A retired Philippine police testified before a Philippine Senate hearing on Monday to killing 300 people, about 200 people as part of a "death squad" under President Rodrigo Duterte when he was Davao City mayor. The officer said he came clean because of his "fear of God".
Arturo Lascanas made the allegations at the start of a nationally televised Senate inquiry. He also admitted to lying in October during another Senate inquiry into alleged extrajudicial killings linked to Duterte. Lascanas added that he denied because he feared for his family's safety and also the police had warned him to "deny everything".
"I feared for the life of my loved ones," Lascanas said when asked why he had earlier denied the death squad existed. He said that he changed testimony because he was tormented by what he had done and wanted to reveal the truth that would "set me free".
It was "because of my desire to tell all the truth, not only because of my spiritual renewal but the fear of God, I wanted to clear my conscience", he added.The retired officer said his last killing was in 2015. Reportedly, Lascanas also detailed two cases where he had murdered critics of Duterte, under the instruction of the then-mayor's bodyguard.
While revealing his story two weeks ago, Lascanas broke down in tears before the media. He is the second person, who testified before the lawmakers about Duterte's alleged links to a clandestine hit squad.
However, Duterte's allies have dismissed all the claims and said that it is a plot by his opponents to discredit the popular leader and his war on drugs. The critics said his anti-drugs campaign has disturbing similarities to a pattern of mysterious killings in Davao.
President Duterte has repeatedly denied his involvement in vigilantism either as president or during his 22 years span as Davao mayor until late 2015. He along with his police chief Ronald dela Rosa, a former Davao police chief under Duterte, have also denied the existence of a Davao death squad and referred to it as fiction.
Over 8,000 people have been killed in the nationwide anti-drugs crackdown since Duterte took over office seven months ago.
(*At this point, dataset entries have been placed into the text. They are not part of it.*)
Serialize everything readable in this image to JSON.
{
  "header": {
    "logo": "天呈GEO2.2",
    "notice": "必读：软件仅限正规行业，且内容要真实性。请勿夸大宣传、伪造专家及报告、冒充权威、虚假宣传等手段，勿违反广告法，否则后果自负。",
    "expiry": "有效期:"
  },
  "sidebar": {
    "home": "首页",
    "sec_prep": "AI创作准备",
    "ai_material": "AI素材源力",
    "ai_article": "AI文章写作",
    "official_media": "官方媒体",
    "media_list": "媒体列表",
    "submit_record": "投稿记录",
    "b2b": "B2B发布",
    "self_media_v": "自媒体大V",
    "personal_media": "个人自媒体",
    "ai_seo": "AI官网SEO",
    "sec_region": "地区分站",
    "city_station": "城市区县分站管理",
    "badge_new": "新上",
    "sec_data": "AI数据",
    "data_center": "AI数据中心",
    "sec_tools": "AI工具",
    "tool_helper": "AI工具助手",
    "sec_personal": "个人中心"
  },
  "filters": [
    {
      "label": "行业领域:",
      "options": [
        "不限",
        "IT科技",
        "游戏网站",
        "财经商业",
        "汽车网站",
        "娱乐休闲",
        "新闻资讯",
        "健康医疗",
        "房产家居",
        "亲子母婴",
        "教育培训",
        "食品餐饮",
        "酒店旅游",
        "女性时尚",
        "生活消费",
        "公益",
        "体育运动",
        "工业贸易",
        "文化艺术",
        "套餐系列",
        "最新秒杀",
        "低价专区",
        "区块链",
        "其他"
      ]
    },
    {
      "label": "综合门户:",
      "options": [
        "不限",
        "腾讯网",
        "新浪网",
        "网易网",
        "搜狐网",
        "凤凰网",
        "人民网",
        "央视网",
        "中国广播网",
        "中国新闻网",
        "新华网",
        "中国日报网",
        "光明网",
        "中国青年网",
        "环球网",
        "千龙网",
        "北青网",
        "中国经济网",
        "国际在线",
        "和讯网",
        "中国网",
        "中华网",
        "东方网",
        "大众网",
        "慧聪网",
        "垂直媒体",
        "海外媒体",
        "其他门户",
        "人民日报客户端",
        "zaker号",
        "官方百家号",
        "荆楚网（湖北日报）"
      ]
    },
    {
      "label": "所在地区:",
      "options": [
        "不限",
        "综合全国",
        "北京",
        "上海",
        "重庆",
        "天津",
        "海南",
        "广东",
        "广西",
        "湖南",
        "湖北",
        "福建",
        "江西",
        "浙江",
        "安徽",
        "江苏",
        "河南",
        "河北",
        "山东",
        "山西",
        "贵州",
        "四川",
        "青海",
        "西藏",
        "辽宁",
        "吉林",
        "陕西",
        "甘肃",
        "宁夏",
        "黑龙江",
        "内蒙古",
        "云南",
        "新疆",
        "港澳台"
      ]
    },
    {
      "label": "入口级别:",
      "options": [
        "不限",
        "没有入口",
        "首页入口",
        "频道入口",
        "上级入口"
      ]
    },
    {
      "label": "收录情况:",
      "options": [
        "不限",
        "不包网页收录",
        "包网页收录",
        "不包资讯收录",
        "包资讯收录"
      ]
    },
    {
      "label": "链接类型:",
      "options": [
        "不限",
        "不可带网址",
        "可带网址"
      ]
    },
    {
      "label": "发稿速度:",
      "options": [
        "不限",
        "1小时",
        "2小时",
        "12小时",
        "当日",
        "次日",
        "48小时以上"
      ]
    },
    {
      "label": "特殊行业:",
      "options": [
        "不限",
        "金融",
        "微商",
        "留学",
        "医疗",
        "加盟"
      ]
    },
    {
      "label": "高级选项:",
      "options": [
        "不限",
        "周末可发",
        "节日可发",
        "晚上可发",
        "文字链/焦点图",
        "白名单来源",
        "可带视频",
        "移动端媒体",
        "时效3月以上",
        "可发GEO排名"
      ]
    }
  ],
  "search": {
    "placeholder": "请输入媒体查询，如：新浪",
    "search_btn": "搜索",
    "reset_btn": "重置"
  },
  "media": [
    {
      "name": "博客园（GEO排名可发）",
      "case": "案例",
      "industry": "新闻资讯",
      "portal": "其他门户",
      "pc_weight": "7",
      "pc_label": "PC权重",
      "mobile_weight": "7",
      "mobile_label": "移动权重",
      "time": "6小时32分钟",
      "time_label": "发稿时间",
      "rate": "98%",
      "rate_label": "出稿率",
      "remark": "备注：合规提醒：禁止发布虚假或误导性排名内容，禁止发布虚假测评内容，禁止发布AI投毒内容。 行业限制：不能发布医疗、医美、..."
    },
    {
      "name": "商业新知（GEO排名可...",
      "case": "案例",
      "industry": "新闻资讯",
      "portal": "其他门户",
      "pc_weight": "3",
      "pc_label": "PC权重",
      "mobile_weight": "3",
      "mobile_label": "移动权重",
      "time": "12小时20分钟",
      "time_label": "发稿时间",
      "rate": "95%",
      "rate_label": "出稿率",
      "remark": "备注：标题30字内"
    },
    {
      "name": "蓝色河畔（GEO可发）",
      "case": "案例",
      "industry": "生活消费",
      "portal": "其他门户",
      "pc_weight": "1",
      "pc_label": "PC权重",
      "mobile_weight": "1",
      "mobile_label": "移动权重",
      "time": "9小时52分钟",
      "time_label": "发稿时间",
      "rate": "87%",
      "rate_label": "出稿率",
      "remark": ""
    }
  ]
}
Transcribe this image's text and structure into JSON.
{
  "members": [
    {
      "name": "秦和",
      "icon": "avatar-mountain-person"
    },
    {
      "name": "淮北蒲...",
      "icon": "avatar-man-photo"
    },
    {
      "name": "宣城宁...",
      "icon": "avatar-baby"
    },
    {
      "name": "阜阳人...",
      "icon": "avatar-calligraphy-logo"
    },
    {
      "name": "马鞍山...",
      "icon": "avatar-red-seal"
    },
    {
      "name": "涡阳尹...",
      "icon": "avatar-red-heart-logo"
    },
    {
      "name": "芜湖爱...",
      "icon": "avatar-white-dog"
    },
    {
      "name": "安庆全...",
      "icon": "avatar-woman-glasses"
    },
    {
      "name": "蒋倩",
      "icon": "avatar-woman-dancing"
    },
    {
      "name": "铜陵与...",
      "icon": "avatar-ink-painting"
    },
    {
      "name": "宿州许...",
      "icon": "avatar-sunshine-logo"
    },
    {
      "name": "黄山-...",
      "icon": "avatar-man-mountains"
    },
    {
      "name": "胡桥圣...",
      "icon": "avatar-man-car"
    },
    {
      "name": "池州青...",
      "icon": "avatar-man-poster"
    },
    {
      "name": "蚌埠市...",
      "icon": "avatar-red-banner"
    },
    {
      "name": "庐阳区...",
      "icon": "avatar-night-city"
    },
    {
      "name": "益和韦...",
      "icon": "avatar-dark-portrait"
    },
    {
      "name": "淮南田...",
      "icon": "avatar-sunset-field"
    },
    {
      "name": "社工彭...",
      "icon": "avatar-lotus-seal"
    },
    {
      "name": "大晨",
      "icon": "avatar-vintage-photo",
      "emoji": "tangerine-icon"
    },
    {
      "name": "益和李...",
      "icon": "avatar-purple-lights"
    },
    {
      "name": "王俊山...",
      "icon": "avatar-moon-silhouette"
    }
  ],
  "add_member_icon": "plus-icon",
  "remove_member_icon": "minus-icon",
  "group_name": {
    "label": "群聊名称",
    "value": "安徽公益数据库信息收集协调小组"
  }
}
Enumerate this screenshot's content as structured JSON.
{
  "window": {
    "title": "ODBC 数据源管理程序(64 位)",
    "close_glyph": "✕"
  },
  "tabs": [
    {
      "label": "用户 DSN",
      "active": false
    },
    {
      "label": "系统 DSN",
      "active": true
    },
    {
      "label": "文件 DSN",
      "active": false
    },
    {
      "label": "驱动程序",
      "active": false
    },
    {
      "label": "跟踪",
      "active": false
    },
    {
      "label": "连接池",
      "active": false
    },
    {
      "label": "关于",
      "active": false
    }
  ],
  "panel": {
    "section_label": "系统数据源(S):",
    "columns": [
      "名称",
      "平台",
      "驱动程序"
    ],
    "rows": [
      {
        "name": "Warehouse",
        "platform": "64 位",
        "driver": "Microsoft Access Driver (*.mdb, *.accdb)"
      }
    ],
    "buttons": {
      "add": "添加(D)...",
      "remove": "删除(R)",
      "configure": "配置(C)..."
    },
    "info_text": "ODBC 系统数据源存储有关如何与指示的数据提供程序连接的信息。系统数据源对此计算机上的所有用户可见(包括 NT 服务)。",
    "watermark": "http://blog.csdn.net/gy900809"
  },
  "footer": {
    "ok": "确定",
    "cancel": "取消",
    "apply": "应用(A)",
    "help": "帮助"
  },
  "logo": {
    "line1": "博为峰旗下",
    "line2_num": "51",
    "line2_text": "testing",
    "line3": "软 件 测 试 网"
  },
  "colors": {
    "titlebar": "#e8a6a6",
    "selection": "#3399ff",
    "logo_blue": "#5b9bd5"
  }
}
According to police, some 2,500 are shootouts during raids and sting operations.
The human rights groups have documented some 1,400 suspicious killings in Davao since the early 1990s. The critics say the bloody war on drugs bear the hallmarks of similar methods of killing that has been seen after Duterte became the president. Numerous investigations have found no proof linking Duterte to those deaths.
On Monday, dela Rosa announced the re-launch of police anti-narcotics operations after a month-long suspension of police involvement in the campaign.